What you need to do - Look through the data below. Collect every line where the word "Klicks" occurs.

(Interface dataset entries)
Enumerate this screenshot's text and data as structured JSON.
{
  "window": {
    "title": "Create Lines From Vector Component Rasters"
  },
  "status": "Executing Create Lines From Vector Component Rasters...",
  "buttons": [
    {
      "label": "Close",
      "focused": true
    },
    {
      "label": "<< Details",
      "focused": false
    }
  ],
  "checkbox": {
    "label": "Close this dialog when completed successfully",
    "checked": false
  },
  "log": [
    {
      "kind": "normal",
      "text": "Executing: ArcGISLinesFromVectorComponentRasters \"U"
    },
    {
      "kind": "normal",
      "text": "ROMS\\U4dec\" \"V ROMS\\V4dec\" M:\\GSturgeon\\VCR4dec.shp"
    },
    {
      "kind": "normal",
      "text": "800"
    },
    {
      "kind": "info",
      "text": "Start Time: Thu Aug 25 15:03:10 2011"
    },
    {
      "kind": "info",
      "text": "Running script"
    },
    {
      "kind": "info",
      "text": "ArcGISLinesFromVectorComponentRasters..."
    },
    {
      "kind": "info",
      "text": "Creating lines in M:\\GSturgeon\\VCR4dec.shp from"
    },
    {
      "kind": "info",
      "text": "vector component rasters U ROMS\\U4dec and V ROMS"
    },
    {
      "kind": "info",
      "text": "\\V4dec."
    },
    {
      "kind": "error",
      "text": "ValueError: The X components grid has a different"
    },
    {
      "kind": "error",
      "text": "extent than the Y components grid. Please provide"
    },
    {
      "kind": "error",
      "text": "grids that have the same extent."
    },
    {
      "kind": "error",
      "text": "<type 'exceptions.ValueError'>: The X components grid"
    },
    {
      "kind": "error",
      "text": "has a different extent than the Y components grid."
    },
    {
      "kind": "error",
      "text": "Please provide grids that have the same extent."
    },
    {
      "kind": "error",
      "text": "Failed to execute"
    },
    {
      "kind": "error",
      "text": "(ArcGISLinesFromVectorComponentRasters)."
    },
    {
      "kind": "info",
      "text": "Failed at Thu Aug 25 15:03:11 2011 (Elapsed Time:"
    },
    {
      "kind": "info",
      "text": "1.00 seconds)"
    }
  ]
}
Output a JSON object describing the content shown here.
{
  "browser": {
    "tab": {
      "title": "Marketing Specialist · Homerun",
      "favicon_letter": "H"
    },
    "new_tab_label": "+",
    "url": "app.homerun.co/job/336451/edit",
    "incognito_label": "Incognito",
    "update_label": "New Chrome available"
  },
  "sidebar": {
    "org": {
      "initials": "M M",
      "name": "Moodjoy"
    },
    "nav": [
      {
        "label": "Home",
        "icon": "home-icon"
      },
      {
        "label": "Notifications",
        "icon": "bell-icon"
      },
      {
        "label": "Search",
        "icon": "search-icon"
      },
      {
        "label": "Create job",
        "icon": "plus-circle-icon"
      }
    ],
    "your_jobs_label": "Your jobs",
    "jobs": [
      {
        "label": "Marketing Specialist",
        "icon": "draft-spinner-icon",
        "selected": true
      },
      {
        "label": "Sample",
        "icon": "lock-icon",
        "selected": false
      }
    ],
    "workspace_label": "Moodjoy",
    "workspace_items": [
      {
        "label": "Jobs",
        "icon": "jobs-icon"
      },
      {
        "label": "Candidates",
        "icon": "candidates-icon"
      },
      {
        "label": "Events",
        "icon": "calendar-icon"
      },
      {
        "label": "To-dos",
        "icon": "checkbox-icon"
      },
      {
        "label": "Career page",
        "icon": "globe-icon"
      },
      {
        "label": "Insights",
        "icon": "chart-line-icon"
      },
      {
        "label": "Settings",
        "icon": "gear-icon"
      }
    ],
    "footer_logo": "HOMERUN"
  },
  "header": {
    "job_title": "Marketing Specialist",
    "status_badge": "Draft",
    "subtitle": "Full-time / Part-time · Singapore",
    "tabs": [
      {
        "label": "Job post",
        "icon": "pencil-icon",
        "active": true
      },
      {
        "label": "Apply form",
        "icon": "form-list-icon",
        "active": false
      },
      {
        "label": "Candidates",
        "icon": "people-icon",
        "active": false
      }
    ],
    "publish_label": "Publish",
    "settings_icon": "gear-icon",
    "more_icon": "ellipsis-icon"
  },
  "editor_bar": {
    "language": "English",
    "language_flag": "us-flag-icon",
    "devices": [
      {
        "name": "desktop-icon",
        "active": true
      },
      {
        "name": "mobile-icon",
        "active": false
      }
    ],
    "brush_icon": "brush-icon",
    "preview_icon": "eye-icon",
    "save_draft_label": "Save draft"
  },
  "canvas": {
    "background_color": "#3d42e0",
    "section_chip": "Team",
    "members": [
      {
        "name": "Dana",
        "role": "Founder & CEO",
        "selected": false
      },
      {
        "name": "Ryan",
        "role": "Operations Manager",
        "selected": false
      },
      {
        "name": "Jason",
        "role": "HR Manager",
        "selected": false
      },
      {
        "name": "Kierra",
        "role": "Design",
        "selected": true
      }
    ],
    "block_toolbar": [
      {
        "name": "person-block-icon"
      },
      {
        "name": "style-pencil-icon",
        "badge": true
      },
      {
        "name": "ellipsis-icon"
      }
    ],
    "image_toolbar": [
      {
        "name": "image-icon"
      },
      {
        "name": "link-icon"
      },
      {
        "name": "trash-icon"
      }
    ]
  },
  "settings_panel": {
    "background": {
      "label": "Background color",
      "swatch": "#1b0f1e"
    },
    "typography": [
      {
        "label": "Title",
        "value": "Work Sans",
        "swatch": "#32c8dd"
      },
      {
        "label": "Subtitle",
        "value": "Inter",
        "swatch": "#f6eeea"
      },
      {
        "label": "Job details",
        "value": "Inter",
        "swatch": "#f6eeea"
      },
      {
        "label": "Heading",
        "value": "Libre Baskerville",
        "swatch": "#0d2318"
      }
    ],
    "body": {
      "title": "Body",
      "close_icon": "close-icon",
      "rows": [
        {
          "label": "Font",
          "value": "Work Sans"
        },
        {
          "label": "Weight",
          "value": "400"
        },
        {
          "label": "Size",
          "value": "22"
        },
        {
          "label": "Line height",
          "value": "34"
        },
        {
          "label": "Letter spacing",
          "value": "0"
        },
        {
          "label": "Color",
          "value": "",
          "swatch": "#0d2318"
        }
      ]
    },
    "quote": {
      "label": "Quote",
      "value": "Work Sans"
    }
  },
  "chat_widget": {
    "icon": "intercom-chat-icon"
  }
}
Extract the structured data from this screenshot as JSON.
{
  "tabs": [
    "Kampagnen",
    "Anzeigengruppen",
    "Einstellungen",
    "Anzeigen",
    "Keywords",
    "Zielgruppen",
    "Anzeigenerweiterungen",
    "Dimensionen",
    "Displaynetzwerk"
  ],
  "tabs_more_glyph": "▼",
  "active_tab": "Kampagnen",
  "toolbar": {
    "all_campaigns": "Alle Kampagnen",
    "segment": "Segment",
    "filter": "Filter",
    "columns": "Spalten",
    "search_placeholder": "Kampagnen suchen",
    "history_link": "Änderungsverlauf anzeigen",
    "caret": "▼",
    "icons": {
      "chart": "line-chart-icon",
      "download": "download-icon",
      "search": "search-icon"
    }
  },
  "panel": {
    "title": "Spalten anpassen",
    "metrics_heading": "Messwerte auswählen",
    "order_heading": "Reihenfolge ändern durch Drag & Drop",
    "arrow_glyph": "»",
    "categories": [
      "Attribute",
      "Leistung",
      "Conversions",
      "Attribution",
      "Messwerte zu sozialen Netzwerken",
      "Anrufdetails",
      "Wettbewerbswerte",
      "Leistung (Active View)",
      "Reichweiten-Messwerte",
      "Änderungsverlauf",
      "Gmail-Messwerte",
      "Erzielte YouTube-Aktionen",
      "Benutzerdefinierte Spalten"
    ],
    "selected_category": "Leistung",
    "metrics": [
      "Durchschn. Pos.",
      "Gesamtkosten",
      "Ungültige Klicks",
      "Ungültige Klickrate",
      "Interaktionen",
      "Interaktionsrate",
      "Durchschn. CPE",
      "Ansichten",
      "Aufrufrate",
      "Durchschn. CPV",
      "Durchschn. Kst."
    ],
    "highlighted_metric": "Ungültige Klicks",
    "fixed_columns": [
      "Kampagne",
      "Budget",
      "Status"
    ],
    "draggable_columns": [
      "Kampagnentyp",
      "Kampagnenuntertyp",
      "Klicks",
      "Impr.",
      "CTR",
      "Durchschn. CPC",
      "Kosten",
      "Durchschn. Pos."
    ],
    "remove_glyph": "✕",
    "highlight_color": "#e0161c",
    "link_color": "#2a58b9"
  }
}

Result for this exercise -
      "Ungültige Klicks",
    "highlighted_metric": "Ungültige Klicks",
      "Klicks",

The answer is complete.